▸ WHAT NEEDS TO BE DONE
Only lines containing "Here" belong in the answer, each copied from the entries below.

▸ AVAILABLE DATA
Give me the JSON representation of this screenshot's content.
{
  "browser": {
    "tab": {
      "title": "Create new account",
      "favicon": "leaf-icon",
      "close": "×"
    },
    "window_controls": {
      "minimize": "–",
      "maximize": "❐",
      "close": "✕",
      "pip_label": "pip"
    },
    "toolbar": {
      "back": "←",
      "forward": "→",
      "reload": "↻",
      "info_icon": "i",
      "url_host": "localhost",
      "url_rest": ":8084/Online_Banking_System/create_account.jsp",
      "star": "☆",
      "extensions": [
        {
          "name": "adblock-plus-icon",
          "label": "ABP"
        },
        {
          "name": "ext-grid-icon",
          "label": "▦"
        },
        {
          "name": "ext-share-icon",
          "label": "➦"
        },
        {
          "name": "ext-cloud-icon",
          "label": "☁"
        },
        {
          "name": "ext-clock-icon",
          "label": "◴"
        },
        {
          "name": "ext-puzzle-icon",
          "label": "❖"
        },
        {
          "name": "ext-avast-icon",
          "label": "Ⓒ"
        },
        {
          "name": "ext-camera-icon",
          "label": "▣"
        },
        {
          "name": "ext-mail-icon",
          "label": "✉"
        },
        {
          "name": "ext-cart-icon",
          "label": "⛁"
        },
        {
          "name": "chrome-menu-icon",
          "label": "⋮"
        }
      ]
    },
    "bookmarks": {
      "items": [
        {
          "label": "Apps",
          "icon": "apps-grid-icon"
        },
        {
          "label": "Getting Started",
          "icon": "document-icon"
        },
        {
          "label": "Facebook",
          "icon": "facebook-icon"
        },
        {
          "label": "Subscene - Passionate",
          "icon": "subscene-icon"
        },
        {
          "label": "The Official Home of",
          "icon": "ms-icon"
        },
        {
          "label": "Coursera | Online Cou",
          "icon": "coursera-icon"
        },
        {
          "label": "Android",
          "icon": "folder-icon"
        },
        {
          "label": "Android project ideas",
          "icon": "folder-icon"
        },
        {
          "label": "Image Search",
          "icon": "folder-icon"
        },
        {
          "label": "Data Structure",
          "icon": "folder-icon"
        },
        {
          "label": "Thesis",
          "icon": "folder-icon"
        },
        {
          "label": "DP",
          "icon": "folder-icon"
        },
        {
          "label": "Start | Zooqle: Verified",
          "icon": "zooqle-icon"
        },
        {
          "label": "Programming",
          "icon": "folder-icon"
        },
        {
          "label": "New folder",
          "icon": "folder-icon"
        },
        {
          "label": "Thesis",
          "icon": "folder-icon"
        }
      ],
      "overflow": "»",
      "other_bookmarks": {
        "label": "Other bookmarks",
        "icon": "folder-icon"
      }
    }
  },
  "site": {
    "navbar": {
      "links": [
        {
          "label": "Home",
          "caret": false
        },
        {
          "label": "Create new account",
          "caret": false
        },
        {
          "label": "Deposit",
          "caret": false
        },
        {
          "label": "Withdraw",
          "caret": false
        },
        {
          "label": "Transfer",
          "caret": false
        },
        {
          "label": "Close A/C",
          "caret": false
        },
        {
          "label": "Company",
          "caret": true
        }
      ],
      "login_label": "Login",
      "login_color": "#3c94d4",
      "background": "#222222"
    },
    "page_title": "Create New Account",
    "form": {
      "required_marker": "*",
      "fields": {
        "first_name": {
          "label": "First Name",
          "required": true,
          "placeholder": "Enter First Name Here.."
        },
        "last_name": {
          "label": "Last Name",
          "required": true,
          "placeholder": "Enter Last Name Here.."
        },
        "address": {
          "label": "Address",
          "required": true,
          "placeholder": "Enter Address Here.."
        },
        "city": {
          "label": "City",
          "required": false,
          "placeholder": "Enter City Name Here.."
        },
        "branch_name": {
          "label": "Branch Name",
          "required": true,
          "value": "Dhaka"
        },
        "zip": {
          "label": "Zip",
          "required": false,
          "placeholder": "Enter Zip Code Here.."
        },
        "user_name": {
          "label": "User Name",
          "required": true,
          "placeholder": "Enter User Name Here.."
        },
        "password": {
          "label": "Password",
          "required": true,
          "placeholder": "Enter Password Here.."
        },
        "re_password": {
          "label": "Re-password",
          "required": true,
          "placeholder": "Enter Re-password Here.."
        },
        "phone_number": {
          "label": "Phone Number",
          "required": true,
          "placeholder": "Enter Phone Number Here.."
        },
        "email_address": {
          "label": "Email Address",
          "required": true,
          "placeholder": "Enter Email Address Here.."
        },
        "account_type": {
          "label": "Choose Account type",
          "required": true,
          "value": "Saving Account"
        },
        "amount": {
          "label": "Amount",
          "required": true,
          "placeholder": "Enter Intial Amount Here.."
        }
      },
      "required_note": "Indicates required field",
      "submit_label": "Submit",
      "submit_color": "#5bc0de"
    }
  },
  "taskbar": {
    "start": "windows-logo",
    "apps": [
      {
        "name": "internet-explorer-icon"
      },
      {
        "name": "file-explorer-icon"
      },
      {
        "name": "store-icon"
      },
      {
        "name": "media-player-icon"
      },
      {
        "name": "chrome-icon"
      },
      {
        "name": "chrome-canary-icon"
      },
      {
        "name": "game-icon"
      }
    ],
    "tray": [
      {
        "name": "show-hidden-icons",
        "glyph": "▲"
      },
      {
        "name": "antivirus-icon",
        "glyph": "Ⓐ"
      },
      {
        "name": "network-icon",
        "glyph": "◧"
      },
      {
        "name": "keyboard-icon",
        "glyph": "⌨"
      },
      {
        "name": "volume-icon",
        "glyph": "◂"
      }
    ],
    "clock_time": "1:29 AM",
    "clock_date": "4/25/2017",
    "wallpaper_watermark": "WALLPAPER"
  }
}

▸ ANSWER
          "placeholder": "Enter First Name Here.."
          "placeholder": "Enter Last Name Here.."
          "placeholder": "Enter Address Here.."
          "placeholder": "Enter City Name Here.."
          "placeholder": "Enter Zip Code Here.."
          "placeholder": "Enter User Name Here.."
          "placeholder": "Enter Password Here.."
          "placeholder": "Enter Re-password Here.."
          "placeholder": "Enter Phone Number Here.."
          "placeholder": "Enter Email Address Here.."
          "placeholder": "Enter Intial Amount Here.."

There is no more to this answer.